● INSTRUCTIONS TO FOLLOW: Word for word, restate the data that follows, omitting the images.

● Website and app data records:
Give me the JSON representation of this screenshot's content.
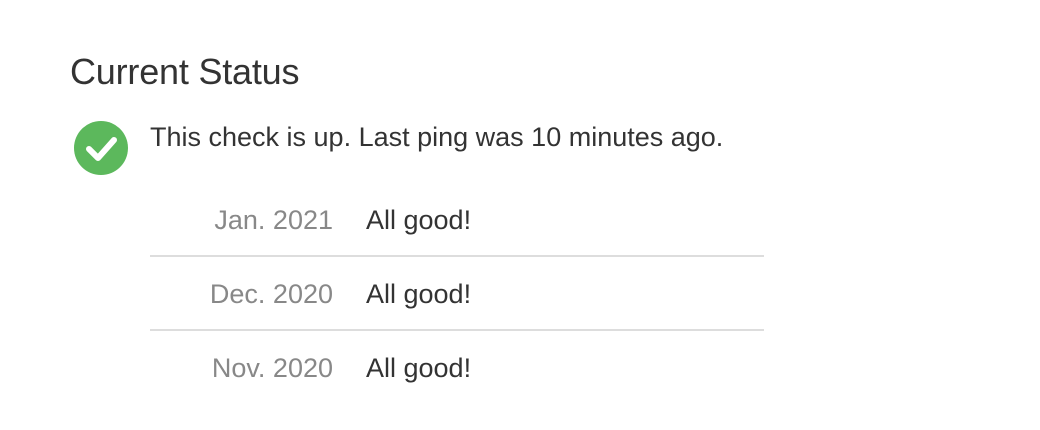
{
  "section": {
    "title": "Current Status"
  },
  "status": {
    "icon": "check-circle-icon",
    "color": "#5cb85c",
    "text": "This check is up. Last ping was 10 minutes ago."
  },
  "events": [
    {
      "date": "Jan. 2021",
      "text": "All good!"
    },
    {
      "date": "Dec. 2020",
      "text": "All good!"
    },
    {
      "date": "Nov. 2020",
      "text": "All good!"
    }
  ]
}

● RESPONSE TO THIS TASK:
Give me the JSON representation of this screenshot's content.
{
  "section": {
    "title": "Current Status"
  },
  "status": {
    "icon": "check-circle-icon",
    "color": "#5cb85c",
    "text": "This check is up. Last ping was 10 minutes ago."
  },
  "events": [
    {
      "date": "Jan. 2021",
      "text": "All good!"
    },
    {
      "date": "Dec. 2020",
      "text": "All good!"
    },
    {
      "date": "Nov. 2020",
      "text": "All good!"
    }
  ]
}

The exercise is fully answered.